- _About this task_
Check each line of the entries below for the word "智能物流装备有限公司", and copy out the ones that have it.

- _Source records_
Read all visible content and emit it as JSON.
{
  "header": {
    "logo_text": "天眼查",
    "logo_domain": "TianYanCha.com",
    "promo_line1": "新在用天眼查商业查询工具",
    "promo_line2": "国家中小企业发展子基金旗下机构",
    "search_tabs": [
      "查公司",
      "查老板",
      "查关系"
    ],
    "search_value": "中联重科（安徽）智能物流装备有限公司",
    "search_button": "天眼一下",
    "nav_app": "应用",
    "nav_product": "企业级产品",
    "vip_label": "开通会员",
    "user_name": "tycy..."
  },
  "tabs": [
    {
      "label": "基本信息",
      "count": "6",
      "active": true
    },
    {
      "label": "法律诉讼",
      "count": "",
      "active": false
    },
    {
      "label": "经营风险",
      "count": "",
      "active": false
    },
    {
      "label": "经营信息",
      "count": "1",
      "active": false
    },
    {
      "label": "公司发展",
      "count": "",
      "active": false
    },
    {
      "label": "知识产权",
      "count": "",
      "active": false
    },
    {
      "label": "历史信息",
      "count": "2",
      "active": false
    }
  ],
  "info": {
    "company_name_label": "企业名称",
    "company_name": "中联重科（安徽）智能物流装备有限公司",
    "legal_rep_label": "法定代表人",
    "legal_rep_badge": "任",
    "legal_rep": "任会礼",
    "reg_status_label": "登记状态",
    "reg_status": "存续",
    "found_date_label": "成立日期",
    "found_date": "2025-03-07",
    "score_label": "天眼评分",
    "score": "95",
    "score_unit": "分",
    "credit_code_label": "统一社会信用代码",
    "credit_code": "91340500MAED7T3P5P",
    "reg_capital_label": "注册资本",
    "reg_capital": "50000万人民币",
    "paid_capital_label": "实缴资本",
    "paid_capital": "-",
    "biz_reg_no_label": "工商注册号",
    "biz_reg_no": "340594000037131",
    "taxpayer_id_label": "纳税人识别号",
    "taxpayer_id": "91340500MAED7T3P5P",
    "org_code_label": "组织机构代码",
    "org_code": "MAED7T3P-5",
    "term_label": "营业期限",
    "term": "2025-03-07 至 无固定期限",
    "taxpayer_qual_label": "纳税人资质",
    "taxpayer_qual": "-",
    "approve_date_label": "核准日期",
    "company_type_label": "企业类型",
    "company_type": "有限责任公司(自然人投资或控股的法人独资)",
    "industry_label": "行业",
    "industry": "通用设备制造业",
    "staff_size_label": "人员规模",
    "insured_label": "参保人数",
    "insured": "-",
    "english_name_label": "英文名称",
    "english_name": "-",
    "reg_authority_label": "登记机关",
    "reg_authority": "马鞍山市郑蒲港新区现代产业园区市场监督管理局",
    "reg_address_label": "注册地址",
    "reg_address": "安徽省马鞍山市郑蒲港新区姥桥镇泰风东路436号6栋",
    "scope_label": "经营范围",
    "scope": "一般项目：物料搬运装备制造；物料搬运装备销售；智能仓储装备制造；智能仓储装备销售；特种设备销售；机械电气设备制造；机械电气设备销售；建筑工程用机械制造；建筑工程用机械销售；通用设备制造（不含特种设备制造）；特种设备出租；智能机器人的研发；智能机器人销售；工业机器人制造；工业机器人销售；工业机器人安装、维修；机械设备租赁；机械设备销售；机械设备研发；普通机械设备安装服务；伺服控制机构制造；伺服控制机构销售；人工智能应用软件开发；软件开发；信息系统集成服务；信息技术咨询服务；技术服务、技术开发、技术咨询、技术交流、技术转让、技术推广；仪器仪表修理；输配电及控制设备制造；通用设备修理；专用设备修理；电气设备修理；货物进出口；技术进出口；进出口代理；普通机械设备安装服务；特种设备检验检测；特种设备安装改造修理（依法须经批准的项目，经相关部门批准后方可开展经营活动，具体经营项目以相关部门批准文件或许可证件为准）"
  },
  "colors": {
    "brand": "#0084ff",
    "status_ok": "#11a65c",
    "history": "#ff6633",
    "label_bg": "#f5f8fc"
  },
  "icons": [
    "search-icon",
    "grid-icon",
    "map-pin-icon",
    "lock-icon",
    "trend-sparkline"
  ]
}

- _Task answer_
    "search_value": "中联重科（安徽）智能物流装备有限公司",
    "company_name": "中联重科（安徽）智能物流装备有限公司",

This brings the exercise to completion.